● **Assigned task**
Count every line in the data below where the word "Mondays" appears, then state only that count.

● **Records for the task**
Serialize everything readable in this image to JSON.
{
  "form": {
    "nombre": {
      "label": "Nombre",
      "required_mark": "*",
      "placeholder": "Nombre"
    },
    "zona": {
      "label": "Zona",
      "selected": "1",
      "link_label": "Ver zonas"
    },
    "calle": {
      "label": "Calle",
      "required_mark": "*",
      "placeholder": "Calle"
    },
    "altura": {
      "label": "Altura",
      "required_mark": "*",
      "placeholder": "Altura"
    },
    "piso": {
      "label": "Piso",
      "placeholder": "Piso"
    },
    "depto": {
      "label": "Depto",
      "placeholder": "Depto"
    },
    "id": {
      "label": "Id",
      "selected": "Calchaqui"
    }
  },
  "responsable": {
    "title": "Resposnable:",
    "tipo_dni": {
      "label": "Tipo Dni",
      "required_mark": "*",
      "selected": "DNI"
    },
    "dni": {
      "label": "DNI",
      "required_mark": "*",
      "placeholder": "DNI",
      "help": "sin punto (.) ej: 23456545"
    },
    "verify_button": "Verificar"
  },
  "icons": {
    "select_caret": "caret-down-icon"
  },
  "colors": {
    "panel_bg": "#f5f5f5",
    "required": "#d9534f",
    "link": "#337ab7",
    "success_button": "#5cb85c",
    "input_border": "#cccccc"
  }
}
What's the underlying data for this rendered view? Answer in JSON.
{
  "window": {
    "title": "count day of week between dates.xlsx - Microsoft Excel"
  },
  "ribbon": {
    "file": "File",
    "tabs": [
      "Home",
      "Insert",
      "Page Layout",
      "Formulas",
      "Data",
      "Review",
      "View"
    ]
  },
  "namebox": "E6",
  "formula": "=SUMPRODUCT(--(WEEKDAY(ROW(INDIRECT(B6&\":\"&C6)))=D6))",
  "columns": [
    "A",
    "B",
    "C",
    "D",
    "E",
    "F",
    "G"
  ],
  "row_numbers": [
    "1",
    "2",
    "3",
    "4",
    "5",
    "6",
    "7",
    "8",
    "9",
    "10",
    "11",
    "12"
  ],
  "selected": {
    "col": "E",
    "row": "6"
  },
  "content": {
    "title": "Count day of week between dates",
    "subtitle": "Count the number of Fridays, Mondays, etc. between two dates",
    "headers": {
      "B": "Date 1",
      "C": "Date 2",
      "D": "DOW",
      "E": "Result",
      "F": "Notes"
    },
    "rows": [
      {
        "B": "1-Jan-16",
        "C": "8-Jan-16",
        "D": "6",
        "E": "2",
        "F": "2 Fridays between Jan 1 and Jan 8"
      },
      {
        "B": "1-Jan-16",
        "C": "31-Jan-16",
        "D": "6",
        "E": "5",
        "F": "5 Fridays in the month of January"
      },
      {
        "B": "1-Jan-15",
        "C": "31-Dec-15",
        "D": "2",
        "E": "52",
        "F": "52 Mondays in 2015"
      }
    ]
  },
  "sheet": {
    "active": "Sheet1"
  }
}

● **Your solution**
2